During the party, Yannazzo pulled out his guitar, and the Italians sang some of their native folk songs. The men had to work the next morning, and some decided to go to bed, but Yannazzo was having a good time and kept playing. Through an interpreter, witness Tony Delucci said Yannazzo was a bully who kept several knives on him, plus a dagger and two revolvers by his pillow. When Yannazzo continued partying, Coccimigilio yelled at his cousin to go to sleep, and the two got into an argument.

“It was difficult for (Mr. Delucci) to explain,” a news story read, “in his native the jury just how the murder occurred, and using States Attorney Berndt as a subject, he illustrated how Yannazzo had first attacked Coccimigilio and threw him to the floor of the car, and struck him several times while he was on top of Coccimigilio with his fists.”

Delucci also said Yannazzo threatened to kill Coccimigilio, who threw him off and stabbed him, killing him. What appeared to be a case of self-defense turned out to be a bit more complicated. Doctors stated Yannazzo’s body had thirteen deep stab wounds “about his trunk and head, any one of which might have caused his death.”

In the end, the jury found Coccimigilio guilty of 2nd degree murder.
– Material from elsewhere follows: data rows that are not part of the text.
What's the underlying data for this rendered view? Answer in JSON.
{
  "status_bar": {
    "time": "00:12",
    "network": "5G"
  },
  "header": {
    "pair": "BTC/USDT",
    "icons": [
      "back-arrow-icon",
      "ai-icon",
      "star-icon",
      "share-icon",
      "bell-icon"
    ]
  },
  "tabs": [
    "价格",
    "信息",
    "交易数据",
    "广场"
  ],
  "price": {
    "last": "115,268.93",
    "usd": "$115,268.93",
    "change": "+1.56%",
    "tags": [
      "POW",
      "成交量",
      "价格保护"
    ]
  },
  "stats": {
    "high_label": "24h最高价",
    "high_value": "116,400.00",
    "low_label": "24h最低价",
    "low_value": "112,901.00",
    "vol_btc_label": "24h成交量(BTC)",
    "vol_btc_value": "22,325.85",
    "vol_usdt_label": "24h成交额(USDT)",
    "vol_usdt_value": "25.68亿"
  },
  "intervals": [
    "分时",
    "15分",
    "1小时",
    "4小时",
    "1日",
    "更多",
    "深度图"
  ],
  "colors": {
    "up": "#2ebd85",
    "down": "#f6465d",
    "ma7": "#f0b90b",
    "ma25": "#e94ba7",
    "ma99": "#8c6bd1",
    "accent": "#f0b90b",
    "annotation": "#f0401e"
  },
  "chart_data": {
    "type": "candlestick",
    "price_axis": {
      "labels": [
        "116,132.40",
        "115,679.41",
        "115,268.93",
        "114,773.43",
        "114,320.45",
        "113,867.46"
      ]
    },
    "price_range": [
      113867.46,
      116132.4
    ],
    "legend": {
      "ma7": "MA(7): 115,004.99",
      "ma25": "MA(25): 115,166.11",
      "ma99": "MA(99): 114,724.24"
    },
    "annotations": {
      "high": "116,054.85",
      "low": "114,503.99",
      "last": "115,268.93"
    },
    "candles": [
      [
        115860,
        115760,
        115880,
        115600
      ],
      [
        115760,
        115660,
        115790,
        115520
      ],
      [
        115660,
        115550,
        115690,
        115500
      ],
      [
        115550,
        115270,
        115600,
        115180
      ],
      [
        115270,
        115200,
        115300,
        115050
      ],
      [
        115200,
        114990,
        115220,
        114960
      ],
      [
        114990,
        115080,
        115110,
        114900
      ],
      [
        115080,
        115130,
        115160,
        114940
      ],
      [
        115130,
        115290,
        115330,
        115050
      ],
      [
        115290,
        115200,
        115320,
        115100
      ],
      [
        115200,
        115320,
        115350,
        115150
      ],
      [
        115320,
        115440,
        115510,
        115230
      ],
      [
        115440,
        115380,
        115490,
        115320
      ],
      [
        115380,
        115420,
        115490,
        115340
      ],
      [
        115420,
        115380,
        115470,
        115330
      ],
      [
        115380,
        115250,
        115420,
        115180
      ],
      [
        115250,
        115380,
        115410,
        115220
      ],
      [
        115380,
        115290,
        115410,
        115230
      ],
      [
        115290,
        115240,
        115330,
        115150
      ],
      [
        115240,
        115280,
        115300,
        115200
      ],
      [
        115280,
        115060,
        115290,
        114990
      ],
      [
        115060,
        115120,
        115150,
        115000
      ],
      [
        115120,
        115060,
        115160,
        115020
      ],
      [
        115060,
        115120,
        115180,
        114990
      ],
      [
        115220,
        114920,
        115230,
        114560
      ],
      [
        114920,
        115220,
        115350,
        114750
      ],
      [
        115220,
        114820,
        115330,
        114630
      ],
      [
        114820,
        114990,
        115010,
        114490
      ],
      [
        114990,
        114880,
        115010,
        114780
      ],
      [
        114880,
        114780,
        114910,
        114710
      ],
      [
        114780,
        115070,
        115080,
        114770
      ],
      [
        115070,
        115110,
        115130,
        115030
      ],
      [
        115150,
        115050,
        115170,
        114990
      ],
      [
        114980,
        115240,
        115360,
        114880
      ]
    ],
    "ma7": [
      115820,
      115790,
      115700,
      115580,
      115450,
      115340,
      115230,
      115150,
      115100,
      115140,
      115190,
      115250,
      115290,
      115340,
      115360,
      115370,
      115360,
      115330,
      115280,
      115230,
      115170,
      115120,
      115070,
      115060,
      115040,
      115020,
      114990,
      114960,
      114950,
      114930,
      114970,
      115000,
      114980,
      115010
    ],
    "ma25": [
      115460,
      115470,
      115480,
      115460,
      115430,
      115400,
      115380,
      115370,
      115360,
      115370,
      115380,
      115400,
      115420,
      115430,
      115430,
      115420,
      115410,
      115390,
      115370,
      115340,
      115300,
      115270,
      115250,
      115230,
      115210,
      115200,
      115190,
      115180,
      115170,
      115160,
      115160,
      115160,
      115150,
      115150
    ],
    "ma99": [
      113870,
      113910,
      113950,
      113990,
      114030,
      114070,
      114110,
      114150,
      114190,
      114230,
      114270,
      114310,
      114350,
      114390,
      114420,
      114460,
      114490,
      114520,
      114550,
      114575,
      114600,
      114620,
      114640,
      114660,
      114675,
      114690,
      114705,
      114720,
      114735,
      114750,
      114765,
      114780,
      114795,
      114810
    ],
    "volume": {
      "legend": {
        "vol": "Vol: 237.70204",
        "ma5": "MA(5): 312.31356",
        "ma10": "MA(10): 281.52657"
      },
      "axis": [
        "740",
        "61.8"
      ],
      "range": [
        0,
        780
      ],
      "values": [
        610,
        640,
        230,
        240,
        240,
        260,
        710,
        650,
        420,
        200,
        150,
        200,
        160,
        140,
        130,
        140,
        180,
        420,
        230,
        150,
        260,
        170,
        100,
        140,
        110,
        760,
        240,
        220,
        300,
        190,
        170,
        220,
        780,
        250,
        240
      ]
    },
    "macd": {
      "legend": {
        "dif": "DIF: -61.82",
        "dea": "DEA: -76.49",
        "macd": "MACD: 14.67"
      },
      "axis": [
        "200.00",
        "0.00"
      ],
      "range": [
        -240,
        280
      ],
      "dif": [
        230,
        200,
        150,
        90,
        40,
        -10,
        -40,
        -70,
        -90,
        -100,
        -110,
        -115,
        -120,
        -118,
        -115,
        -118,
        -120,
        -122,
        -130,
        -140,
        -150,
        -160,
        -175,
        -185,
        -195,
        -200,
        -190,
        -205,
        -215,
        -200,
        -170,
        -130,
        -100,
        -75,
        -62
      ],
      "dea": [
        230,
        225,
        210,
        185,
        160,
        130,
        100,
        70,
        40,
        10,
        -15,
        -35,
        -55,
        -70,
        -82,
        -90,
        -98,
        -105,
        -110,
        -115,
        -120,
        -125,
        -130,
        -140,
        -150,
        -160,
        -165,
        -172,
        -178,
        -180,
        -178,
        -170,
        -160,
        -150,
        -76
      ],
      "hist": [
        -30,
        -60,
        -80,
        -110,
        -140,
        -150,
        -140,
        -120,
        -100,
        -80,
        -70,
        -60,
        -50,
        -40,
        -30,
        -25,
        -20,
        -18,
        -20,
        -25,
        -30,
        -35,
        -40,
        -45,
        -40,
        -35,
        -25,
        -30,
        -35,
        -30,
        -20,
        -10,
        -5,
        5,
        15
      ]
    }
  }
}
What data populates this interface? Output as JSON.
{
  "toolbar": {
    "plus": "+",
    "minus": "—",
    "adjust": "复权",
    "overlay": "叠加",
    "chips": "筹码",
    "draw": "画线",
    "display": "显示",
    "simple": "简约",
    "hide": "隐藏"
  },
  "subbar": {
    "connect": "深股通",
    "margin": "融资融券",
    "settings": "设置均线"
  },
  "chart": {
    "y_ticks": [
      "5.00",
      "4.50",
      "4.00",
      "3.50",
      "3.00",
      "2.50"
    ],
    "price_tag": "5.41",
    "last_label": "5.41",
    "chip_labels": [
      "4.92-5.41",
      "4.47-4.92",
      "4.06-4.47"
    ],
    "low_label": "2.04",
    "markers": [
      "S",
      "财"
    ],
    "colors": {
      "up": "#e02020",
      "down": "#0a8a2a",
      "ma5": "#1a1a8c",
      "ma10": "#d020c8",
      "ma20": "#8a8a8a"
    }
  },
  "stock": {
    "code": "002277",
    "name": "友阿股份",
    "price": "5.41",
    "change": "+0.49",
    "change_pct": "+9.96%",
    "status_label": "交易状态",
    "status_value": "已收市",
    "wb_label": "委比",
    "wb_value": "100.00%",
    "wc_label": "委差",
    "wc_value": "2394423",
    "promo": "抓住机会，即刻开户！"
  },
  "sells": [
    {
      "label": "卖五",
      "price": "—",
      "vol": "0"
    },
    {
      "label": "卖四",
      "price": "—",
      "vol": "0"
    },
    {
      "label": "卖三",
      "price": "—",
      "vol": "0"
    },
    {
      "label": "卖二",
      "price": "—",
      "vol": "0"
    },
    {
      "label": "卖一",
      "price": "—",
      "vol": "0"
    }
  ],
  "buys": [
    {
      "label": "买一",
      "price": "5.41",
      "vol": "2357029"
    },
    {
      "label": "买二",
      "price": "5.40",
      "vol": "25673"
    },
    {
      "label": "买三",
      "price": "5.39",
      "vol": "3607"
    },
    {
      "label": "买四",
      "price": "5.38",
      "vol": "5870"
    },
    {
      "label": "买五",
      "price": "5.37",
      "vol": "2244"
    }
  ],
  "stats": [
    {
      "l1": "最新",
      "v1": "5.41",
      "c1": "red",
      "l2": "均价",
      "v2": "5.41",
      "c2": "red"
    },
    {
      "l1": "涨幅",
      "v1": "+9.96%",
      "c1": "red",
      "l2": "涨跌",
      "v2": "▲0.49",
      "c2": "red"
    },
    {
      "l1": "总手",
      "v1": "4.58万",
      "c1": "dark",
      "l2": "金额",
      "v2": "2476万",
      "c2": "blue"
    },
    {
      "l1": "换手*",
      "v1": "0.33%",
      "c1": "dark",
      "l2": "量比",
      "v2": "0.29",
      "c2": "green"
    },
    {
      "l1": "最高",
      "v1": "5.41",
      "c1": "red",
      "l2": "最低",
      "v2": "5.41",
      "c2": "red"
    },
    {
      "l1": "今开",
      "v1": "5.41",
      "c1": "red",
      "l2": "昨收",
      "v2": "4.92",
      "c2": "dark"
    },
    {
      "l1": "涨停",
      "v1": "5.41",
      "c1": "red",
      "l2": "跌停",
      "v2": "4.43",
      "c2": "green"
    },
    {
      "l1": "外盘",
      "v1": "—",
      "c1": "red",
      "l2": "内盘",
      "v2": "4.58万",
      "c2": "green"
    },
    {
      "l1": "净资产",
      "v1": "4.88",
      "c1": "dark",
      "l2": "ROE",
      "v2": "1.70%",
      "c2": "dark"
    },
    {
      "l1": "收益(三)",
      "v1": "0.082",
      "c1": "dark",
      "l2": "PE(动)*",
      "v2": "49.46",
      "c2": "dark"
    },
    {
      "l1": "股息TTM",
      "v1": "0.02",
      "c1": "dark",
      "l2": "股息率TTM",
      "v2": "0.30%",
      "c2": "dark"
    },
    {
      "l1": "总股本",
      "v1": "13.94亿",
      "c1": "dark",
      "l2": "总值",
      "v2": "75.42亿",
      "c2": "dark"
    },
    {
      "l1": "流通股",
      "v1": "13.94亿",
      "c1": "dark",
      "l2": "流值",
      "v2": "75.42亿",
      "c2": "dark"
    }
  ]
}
The 25-year-old appealed to Judge Nuessle for clemency, saying he had never been in trouble before and that he had served honorably in the Italian army. He was in America to support his wife and baby daughter back in Italy; they had no other relatives or means of support. The judge gave Coccimigilio 16 years and told him he might get out earlier for good behavior.

Dakota Datebook written by Merry Helm